— The task —
Every word of every entry must be retyped exactly.

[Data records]
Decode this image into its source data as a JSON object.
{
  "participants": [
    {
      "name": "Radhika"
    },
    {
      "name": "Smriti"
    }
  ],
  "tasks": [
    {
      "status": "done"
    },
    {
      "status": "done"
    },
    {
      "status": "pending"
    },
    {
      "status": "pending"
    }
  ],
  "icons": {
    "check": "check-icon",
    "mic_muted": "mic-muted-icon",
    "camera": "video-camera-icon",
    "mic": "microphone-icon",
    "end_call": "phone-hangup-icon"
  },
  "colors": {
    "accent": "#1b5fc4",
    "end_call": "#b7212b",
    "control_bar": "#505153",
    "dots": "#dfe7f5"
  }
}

— Reply to the task —
Decode this image into its source data as a JSON object.
{
  "participants": [
    {
      "name": "Radhika"
    },
    {
      "name": "Smriti"
    }
  ],
  "tasks": [
    {
      "status": "done"
    },
    {
      "status": "done"
    },
    {
      "status": "pending"
    },
    {
      "status": "pending"
    }
  ],
  "icons": {
    "check": "check-icon",
    "mic_muted": "mic-muted-icon",
    "camera": "video-camera-icon",
    "mic": "microphone-icon",
    "end_call": "phone-hangup-icon"
  },
  "colors": {
    "accent": "#1b5fc4",
    "end_call": "#b7212b",
    "control_bar": "#505153",
    "dots": "#dfe7f5"
  }
}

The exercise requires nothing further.